_Task goal:_ Each record is to be reproduced verbatim.

(App and web page records)
▼▼▼
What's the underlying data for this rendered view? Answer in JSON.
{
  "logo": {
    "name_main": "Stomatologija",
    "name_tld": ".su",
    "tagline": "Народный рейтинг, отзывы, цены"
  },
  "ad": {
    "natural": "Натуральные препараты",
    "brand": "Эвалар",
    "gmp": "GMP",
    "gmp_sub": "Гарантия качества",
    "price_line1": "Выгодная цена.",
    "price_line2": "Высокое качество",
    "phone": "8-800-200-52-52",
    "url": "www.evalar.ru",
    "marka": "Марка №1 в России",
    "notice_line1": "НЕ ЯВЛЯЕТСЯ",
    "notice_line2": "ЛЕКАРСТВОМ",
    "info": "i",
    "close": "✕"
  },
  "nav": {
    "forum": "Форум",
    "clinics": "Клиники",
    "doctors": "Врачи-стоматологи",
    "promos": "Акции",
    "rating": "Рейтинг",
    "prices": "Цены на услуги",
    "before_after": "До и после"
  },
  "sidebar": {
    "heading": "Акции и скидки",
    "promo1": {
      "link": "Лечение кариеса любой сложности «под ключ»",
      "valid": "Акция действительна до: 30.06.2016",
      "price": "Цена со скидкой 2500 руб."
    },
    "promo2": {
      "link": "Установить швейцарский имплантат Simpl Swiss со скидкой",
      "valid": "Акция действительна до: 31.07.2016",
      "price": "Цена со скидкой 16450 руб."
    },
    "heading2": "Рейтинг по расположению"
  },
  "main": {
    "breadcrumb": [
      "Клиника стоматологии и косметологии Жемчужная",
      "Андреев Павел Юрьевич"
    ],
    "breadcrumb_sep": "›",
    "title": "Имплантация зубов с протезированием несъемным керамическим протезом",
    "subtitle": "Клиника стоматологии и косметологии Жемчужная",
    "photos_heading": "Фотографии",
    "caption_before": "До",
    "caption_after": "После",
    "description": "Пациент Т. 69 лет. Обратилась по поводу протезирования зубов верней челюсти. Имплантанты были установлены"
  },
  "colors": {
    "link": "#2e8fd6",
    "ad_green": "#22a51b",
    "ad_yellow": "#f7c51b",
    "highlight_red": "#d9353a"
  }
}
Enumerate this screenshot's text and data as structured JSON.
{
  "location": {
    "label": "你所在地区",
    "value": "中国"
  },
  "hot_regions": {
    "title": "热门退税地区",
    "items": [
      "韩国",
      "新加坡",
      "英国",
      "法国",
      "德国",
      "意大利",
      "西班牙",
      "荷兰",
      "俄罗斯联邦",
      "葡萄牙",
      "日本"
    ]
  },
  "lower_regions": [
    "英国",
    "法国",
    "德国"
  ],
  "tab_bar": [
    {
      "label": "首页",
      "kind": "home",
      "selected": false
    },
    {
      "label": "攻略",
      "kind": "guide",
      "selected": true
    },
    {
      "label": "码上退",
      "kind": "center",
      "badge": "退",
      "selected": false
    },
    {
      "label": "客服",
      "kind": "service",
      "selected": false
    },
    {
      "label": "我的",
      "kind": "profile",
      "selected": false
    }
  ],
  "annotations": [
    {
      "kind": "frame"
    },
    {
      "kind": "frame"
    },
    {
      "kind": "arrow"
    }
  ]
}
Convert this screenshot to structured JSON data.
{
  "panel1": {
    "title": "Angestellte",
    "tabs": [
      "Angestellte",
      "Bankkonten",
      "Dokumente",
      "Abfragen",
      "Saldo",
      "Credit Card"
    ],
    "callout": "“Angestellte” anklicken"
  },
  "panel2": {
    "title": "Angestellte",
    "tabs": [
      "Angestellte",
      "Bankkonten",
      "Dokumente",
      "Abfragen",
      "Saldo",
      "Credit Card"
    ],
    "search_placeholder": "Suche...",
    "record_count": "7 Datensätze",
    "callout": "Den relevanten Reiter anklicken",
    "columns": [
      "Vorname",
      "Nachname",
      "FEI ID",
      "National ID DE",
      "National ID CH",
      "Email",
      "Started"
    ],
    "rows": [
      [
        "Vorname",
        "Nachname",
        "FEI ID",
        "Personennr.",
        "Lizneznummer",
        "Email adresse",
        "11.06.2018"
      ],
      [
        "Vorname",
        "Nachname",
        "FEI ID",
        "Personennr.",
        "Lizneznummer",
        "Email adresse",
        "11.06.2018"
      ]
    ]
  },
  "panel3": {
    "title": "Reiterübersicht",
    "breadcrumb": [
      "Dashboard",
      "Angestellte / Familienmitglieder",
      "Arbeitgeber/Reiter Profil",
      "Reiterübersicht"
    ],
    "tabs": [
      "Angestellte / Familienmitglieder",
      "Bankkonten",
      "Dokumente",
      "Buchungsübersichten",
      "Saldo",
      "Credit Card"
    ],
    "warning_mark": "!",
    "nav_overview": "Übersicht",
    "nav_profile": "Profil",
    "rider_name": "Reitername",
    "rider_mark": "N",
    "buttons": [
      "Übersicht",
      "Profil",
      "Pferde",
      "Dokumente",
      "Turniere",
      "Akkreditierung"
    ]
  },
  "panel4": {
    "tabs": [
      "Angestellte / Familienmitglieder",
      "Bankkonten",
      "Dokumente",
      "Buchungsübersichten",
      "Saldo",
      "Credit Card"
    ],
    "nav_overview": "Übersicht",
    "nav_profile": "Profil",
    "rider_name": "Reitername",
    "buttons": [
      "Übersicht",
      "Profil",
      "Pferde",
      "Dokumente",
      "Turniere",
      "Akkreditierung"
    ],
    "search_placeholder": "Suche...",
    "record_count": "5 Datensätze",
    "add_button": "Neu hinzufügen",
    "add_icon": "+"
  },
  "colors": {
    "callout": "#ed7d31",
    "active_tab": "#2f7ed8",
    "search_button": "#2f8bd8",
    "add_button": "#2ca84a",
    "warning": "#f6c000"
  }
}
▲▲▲
_Solution to this problem:_
What's the underlying data for this rendered view? Answer in JSON.
{
  "logo": {
    "name_main": "Stomatologija",
    "name_tld": ".su",
    "tagline": "Народный рейтинг, отзывы, цены"
  },
  "ad": {
    "natural": "Натуральные препараты",
    "brand": "Эвалар",
    "gmp": "GMP",
    "gmp_sub": "Гарантия качества",
    "price_line1": "Выгодная цена.",
    "price_line2": "Высокое качество",
    "phone": "8-800-200-52-52",
    "url": "www.evalar.ru",
    "marka": "Марка №1 в России",
    "notice_line1": "НЕ ЯВЛЯЕТСЯ",
    "notice_line2": "ЛЕКАРСТВОМ",
    "info": "i",
    "close": "✕"
  },
  "nav": {
    "forum": "Форум",
    "clinics": "Клиники",
    "doctors": "Врачи-стоматологи",
    "promos": "Акции",
    "rating": "Рейтинг",
    "prices": "Цены на услуги",
    "before_after": "До и после"
  },
  "sidebar": {
    "heading": "Акции и скидки",
    "promo1": {
      "link": "Лечение кариеса любой сложности «под ключ»",
      "valid": "Акция действительна до: 30.06.2016",
      "price": "Цена со скидкой 2500 руб."
    },
    "promo2": {
      "link": "Установить швейцарский имплантат Simpl Swiss со скидкой",
      "valid": "Акция действительна до: 31.07.2016",
      "price": "Цена со скидкой 16450 руб."
    },
    "heading2": "Рейтинг по расположению"
  },
  "main": {
    "breadcrumb": [
      "Клиника стоматологии и косметологии Жемчужная",
      "Андреев Павел Юрьевич"
    ],
    "breadcrumb_sep": "›",
    "title": "Имплантация зубов с протезированием несъемным керамическим протезом",
    "subtitle": "Клиника стоматологии и косметологии Жемчужная",
    "photos_heading": "Фотографии",
    "caption_before": "До",
    "caption_after": "После",
    "description": "Пациент Т. 69 лет. Обратилась по поводу протезирования зубов верней челюсти. Имплантанты были установлены"
  },
  "colors": {
    "link": "#2e8fd6",
    "ad_green": "#22a51b",
    "ad_yellow": "#f7c51b",
    "highlight_red": "#d9353a"
  }
}
Enumerate this screenshot's text and data as structured JSON.
{
  "location": {
    "label": "你所在地区",
    "value": "中国"
  },
  "hot_regions": {
    "title": "热门退税地区",
    "items": [
      "韩国",
      "新加坡",
      "英国",
      "法国",
      "德国",
      "意大利",
      "西班牙",
      "荷兰",
      "俄罗斯联邦",
      "葡萄牙",
      "日本"
    ]
  },
  "lower_regions": [
    "英国",
    "法国",
    "德国"
  ],
  "tab_bar": [
    {
      "label": "首页",
      "kind": "home",
      "selected": false
    },
    {
      "label": "攻略",
      "kind": "guide",
      "selected": true
    },
    {
      "label": "码上退",
      "kind": "center",
      "badge": "退",
      "selected": false
    },
    {
      "label": "客服",
      "kind": "service",
      "selected": false
    },
    {
      "label": "我的",
      "kind": "profile",
      "selected": false
    }
  ],
  "annotations": [
    {
      "kind": "frame"
    },
    {
      "kind": "frame"
    },
    {
      "kind": "arrow"
    }
  ]
}
Convert this screenshot to structured JSON data.
{
  "panel1": {
    "title": "Angestellte",
    "tabs": [
      "Angestellte",
      "Bankkonten",
      "Dokumente",
      "Abfragen",
      "Saldo",
      "Credit Card"
    ],
    "callout": "“Angestellte” anklicken"
  },
  "panel2": {
    "title": "Angestellte",
    "tabs": [
      "Angestellte",
      "Bankkonten",
      "Dokumente",
      "Abfragen",
      "Saldo",
      "Credit Card"
    ],
    "search_placeholder": "Suche...",
    "record_count": "7 Datensätze",
    "callout": "Den relevanten Reiter anklicken",
    "columns": [
      "Vorname",
      "Nachname",
      "FEI ID",
      "National ID DE",
      "National ID CH",
      "Email",
      "Started"
    ],
    "rows": [
      [
        "Vorname",
        "Nachname",
        "FEI ID",
        "Personennr.",
        "Lizneznummer",
        "Email adresse",
        "11.06.2018"
      ],
      [
        "Vorname",
        "Nachname",
        "FEI ID",
        "Personennr.",
        "Lizneznummer",
        "Email adresse",
        "11.06.2018"
      ]
    ]
  },
  "panel3": {
    "title": "Reiterübersicht",
    "breadcrumb": [
      "Dashboard",
      "Angestellte / Familienmitglieder",
      "Arbeitgeber/Reiter Profil",
      "Reiterübersicht"
    ],
    "tabs": [
      "Angestellte / Familienmitglieder",
      "Bankkonten",
      "Dokumente",
      "Buchungsübersichten",
      "Saldo",
      "Credit Card"
    ],
    "warning_mark": "!",
    "nav_overview": "Übersicht",
    "nav_profile": "Profil",
    "rider_name": "Reitername",
    "rider_mark": "N",
    "buttons": [
      "Übersicht",
      "Profil",
      "Pferde",
      "Dokumente",
      "Turniere",
      "Akkreditierung"
    ]
  },
  "panel4": {
    "tabs": [
      "Angestellte / Familienmitglieder",
      "Bankkonten",
      "Dokumente",
      "Buchungsübersichten",
      "Saldo",
      "Credit Card"
    ],
    "nav_overview": "Übersicht",
    "nav_profile": "Profil",
    "rider_name": "Reitername",
    "buttons": [
      "Übersicht",
      "Profil",
      "Pferde",
      "Dokumente",
      "Turniere",
      "Akkreditierung"
    ],
    "search_placeholder": "Suche...",
    "record_count": "5 Datensätze",
    "add_button": "Neu hinzufügen",
    "add_icon": "+"
  },
  "colors": {
    "callout": "#ed7d31",
    "active_tab": "#2f7ed8",
    "search_button": "#2f8bd8",
    "add_button": "#2ca84a",
    "warning": "#f6c000"
  }
}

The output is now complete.